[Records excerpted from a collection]
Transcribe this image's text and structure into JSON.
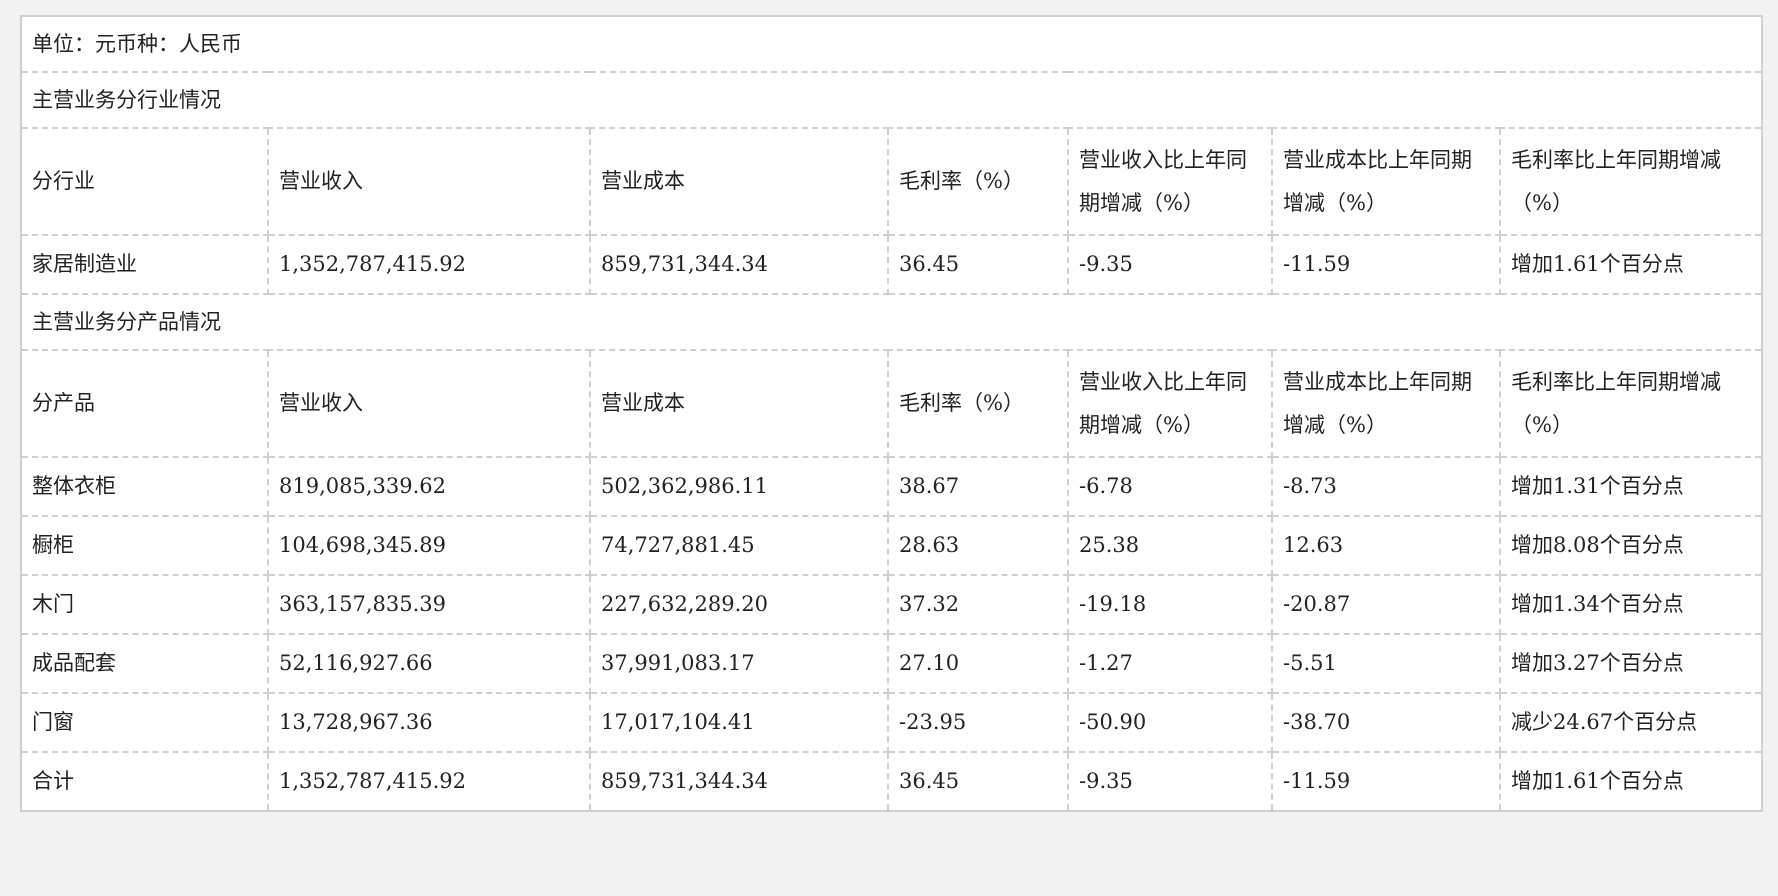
{
  "unit_line": "单位：元币种：人民币",
  "industry_section": {
    "title": "主营业务分行业情况",
    "headers": [
      "分行业",
      "营业收入",
      "营业成本",
      "毛利率（%）",
      "营业收入比上年同期增减（%）",
      "营业成本比上年同期增减（%）",
      "毛利率比上年同期增减（%）"
    ],
    "rows": [
      [
        "家居制造业",
        "1,352,787,415.92",
        "859,731,344.34",
        "36.45",
        "-9.35",
        "-11.59",
        "增加1.61个百分点"
      ]
    ]
  },
  "product_section": {
    "title": "主营业务分产品情况",
    "headers": [
      "分产品",
      "营业收入",
      "营业成本",
      "毛利率（%）",
      "营业收入比上年同期增减（%）",
      "营业成本比上年同期增减（%）",
      "毛利率比上年同期增减（%）"
    ],
    "rows": [
      [
        "整体衣柜",
        "819,085,339.62",
        "502,362,986.11",
        "38.67",
        "-6.78",
        "-8.73",
        "增加1.31个百分点"
      ],
      [
        "橱柜",
        "104,698,345.89",
        "74,727,881.45",
        "28.63",
        "25.38",
        "12.63",
        "增加8.08个百分点"
      ],
      [
        "木门",
        "363,157,835.39",
        "227,632,289.20",
        "37.32",
        "-19.18",
        "-20.87",
        "增加1.34个百分点"
      ],
      [
        "成品配套",
        "52,116,927.66",
        "37,991,083.17",
        "27.10",
        "-1.27",
        "-5.51",
        "增加3.27个百分点"
      ],
      [
        "门窗",
        "13,728,967.36",
        "17,017,104.41",
        "-23.95",
        "-50.90",
        "-38.70",
        "减少24.67个百分点"
      ],
      [
        "合计",
        "1,352,787,415.92",
        "859,731,344.34",
        "36.45",
        "-9.35",
        "-11.59",
        "增加1.61个百分点"
      ]
    ]
  }
}
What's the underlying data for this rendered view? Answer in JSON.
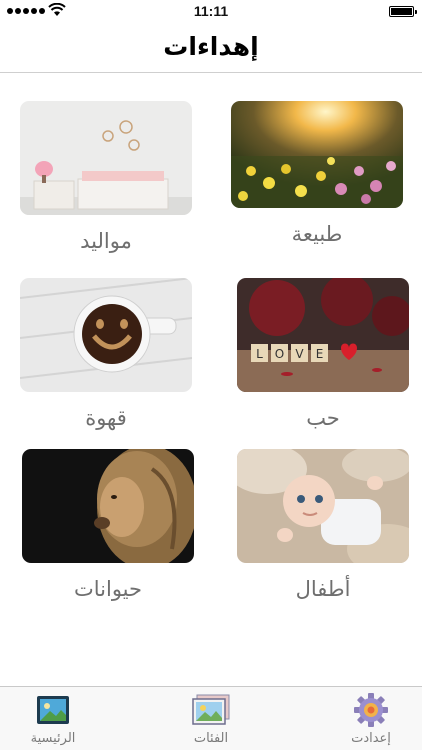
{
  "status_bar": {
    "time": "11:11"
  },
  "nav": {
    "title": "إهداءات"
  },
  "categories": [
    {
      "label": "طبيعة"
    },
    {
      "label": "مواليد"
    },
    {
      "label": "حب"
    },
    {
      "label": "قهوة"
    },
    {
      "label": "أطفال"
    },
    {
      "label": "حيوانات"
    }
  ],
  "tab_bar": {
    "items": [
      {
        "label": "إعدادت",
        "icon": "gear-icon"
      },
      {
        "label": "الفئات",
        "icon": "gallery-icon"
      },
      {
        "label": "الرئيسية",
        "icon": "landscape-photo-icon"
      }
    ]
  }
}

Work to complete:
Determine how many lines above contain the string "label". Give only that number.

Result of this task:
9